  2. Kemper, K.J.; Vohra, S.; Walls, R.; The Task Force on Complementary and Alternative Medicine; Provisional Section on Complementary, Holistic, and Integrative Medicine. The use of complementary and alternative medicine in pediatrics. Pediatrics. 2008, 122, 1374–1386. [Google Scholar] [CrossRef] [PubMed]
  3. Vohra, S.; Surette, S.; Rosen, L.D.; Gardiner, P.; Kemper, K.J. Pediatric integrative medicine: Pediatrics’ newest subspecialty? BMC Pediatr. 2012, 15, 123. [Google Scholar] [CrossRef]
  4. Institute of Medicine. Complementary and Alternative Medicine in the United States. Available online: http://www.iom.edu/reports/2005/complementary-and-alternative-medicine-in-the-united-states.aspx (accessed on 7 September 2014).
  5. Maizes, V.; Schneider, C.; Bell, I.; Weil, A. Integrative medical education: Development and implementation of a comprehensive curriculum at the University of Arizona. Acad. Med. 2002, 77, 851–860. [Google Scholar] [CrossRef] [PubMed]
  6. Kligler, B.; Gordon, A.; Stuart, M.; Sierpina, V. Suggested curriculum guidelines on complementary and alternative medicine: recommendations of the Society of Teachers of Family Medicine Group on alternative medicine. Fam. Med. 2000, 32, 30–33. [Google Scholar] [PubMed]
  7. Kligler, B.; Maizes, V.; Schachter, S.; Park, C.M.; Gaudet, T.; Benn, R.; Lee, R.; Remen, R.N.; Education Working Group; Consortium of Academic Health Centers for Integrative Medicine. Core competencies in integrative medicine for medical school curricula: A proposal. Acad. Med. 2004, 79, 521–531. [Google Scholar] [CrossRef] [PubMed]
  8. Ring, M.; Brodsky, M.; Low Dog, T.; Sierpina, V.; Bailey, M.; Locke, A.; Kogan, M.; Rindfleisch, J.A.; Saper, R. Developing and implementing core competencies for integrative medicine fellowships. Acad. Med. 2014, 89, 421–428. [Google Scholar] [CrossRef] [PubMed]
  9. American Board of Physician Specialties. Available online: http://www.abpsus.org/integrative-medicine (accessed on 9 December 2014).
  10. Lebensohn, P.; Campos-Outcalt, D.; Senf, J.; Pugno, P.A. Experience with an optional 4-year residency: The University of Arizona Family Medicine Residency. Fam. Med. 2007, 39, 488–494. [Google Scholar] [PubMed]
  11. Lebensohn, P.; Kligler, B.; Dodds, S.; Schneider, C.; Sroka, S.; Benn, R.; Cook, P.; Guerrera, M.; Dog, T.L.; Sierpina, V.; et al. Integrative medicine in residency education: Developing competency through online curriculum training. J. Grad. Med. Educ. 2012, 4, 76–82. [Google Scholar] [CrossRef] [PubMed]

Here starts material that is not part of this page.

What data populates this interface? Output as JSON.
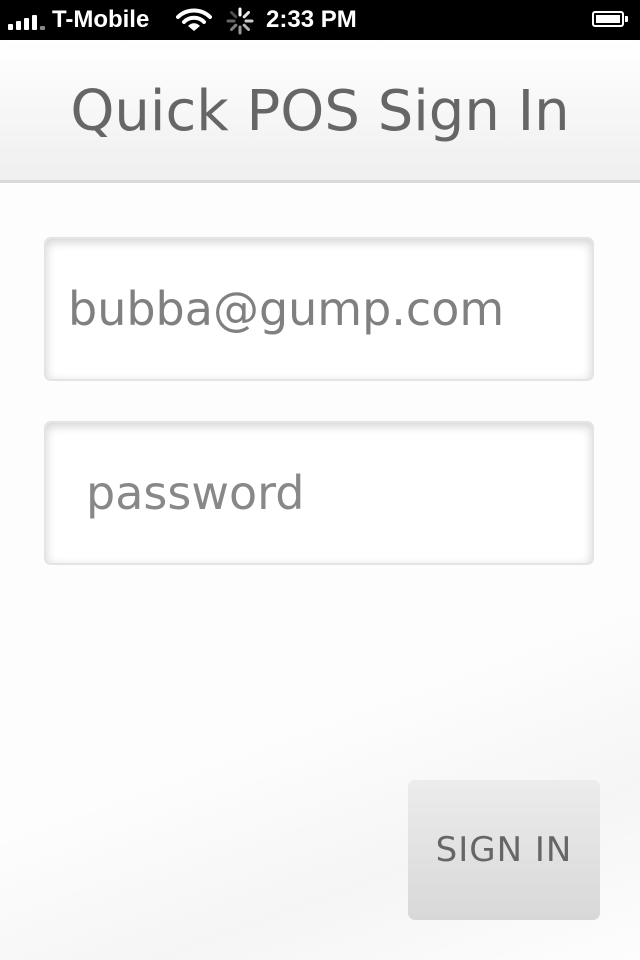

  12. Birdee, G.S.; Phillips, R.S.; Davis, R.B.; Gardiner, P. Factors associated with pediatric use of complementary and alternative medicine. Pediatrics 2010, 125, 249–256. [Google Scholar] [CrossRef] [PubMed]

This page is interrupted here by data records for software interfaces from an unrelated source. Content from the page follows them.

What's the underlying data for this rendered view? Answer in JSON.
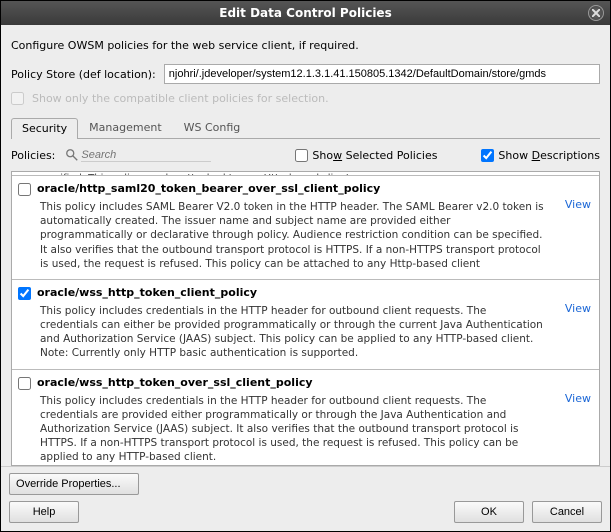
{
  "title": "Edit Data Control Policies",
  "intro": "Configure OWSM policies for the web service client, if required.",
  "policy_store_label": "Policy Store (def location):",
  "policy_store_value": "njohri/.jdeveloper/system12.1.3.1.41.150805.1342/DefaultDomain/store/gmds",
  "compat_label": "Show only the compatible client policies for selection.",
  "tabs": {
    "security": "Security",
    "management": "Management",
    "wsconfig": "WS Config"
  },
  "policies_label": "Policies:",
  "search_placeholder": "Search",
  "show_selected_label": "Show Selected Policies",
  "show_descriptions_label": "Show Descriptions",
  "show_descriptions_checked": true,
  "truncated_top": "specified. This policy can be attached to any Http-based client.",
  "policies": [
    {
      "checked": false,
      "name": "oracle/http_saml20_token_bearer_over_ssl_client_policy",
      "desc": "This policy includes SAML Bearer V2.0 token in the HTTP header. The SAML Bearer v2.0 token is automatically created. The issuer name and subject name are provided either programmatically or declarative through policy. Audience restriction condition can be specified. It also verifies that the outbound transport protocol is HTTPS. If a non-HTTPS transport protocol is used, the request is refused. This policy can be attached to any Http-based client",
      "view": "View"
    },
    {
      "checked": true,
      "name": "oracle/wss_http_token_client_policy",
      "desc": "This policy includes credentials in the HTTP header for outbound client requests. The credentials can either be provided programmatically or through the current Java Authentication and Authorization Service (JAAS) subject. This policy can be applied to any HTTP-based client. Note: Currently only HTTP basic authentication is supported.",
      "view": "View"
    },
    {
      "checked": false,
      "name": "oracle/wss_http_token_over_ssl_client_policy",
      "desc": "This policy includes credentials in the HTTP header for outbound client requests. The credentials are provided either programmatically or through the Java Authentication and Authorization Service (JAAS) subject. It also verifies that the outbound transport protocol is HTTPS. If a non-HTTPS transport protocol is used, the request is refused. This policy can be applied to any HTTP-based client.",
      "view": "View"
    }
  ],
  "override_label": "Override Properties...",
  "help_label": "Help",
  "ok_label": "OK",
  "cancel_label": "Cancel"
}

  13. Kemper, K.J.; O’Connor, K.G. Pediatricians’ recommendations for complementary and alternative medical (CAM) therapies. Ambul. Pediatr. 2004, 4, 482–487. [Google Scholar] [CrossRef] [PubMed]
  14. Pediatric Milestone Project. page 99-104. Available online: http://acgme.org/acgmeweb/Portals/0/PDFs/Milestones/PediatricsMilestones.pdf (accessed on 9 December 2014).
  15. Hicks, P.J.; Schumacher, D.J.; Benson, B.J.; Burke, A.E.; Englander, R.; Guralnick, S.; Ludwig, S.; Carraccio, C. The pediatrics milestones: Conceptual framework, guiding principles, and approach to development. J. Grad. Med. Educ. 2010, 2, 410–418. [Google Scholar] [CrossRef] [PubMed]
  16. University of Arizona Pediatrics Residency Program, Stanford Children’s Health, University of Kansas Pediatrics Residency Program/University of Kansas Medical Center, University of Chicago Comer Children’s Hospital, Eastern Virginia Medical School/Children’s Hospital of the King’s Daughters
Back to TopTop